• _What to produce_: When the line containing "Parse this screenshot: output" is reached, copy it and each subsequent line of the material below exactly, through the last line.

• _Information shown_:
______

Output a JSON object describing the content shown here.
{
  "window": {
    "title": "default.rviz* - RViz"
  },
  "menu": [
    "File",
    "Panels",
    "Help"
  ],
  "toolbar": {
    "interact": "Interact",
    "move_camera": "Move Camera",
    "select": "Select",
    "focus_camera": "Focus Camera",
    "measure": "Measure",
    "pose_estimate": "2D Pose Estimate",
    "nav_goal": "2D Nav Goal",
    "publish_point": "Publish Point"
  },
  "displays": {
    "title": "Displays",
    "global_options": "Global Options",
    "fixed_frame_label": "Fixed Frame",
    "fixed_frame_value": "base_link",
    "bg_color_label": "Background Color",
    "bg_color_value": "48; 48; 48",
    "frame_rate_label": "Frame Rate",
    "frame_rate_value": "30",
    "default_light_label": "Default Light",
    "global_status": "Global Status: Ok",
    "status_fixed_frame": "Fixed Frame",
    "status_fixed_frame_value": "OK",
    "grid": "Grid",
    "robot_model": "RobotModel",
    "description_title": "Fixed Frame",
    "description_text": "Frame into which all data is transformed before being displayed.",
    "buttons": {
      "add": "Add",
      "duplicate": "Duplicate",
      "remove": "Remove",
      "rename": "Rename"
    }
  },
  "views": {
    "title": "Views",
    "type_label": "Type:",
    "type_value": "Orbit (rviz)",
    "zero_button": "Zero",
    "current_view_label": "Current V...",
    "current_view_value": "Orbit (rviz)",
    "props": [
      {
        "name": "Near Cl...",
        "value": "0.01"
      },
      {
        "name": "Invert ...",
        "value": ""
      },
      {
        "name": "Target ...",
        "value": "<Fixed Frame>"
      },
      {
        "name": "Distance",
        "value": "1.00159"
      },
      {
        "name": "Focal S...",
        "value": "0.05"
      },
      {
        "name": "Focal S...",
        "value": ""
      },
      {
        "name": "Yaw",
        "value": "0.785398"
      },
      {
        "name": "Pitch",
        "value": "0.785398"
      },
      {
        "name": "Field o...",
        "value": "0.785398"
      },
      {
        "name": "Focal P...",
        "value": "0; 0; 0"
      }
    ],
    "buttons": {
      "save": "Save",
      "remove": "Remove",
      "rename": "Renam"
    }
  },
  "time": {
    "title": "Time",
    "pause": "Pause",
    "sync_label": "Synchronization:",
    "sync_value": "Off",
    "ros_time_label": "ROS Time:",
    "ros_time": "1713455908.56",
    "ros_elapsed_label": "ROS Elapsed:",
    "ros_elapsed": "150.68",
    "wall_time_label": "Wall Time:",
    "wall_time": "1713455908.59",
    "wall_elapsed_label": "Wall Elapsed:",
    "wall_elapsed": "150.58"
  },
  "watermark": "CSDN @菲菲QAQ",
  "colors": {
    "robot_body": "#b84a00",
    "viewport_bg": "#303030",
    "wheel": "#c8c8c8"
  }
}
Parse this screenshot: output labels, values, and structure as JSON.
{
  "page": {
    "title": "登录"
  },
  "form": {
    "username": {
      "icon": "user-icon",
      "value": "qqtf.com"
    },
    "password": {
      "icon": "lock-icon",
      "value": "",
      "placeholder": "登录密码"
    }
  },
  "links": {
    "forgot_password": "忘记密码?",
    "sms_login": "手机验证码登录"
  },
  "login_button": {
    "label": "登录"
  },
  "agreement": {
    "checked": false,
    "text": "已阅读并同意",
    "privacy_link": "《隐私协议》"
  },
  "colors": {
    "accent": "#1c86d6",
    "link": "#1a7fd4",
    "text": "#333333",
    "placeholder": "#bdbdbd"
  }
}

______

• _Reply to the task_:
Parse this screenshot: output labels, values, and structure as JSON.
{
  "page": {
    "title": "登录"
  },
  "form": {
    "username": {
      "icon": "user-icon",
      "value": "qqtf.com"
    },
    "password": {
      "icon": "lock-icon",
      "value": "",
      "placeholder": "登录密码"
    }
  },
  "links": {
    "forgot_password": "忘记密码?",
    "sms_login": "手机验证码登录"
  },
  "login_button": {
    "label": "登录"
  },
  "agreement": {
    "checked": false,
    "text": "已阅读并同意",
    "privacy_link": "《隐私协议》"
  },
  "colors": {
    "accent": "#1c86d6",
    "link": "#1a7fd4",
    "text": "#333333",
    "placeholder": "#bdbdbd"
  }
}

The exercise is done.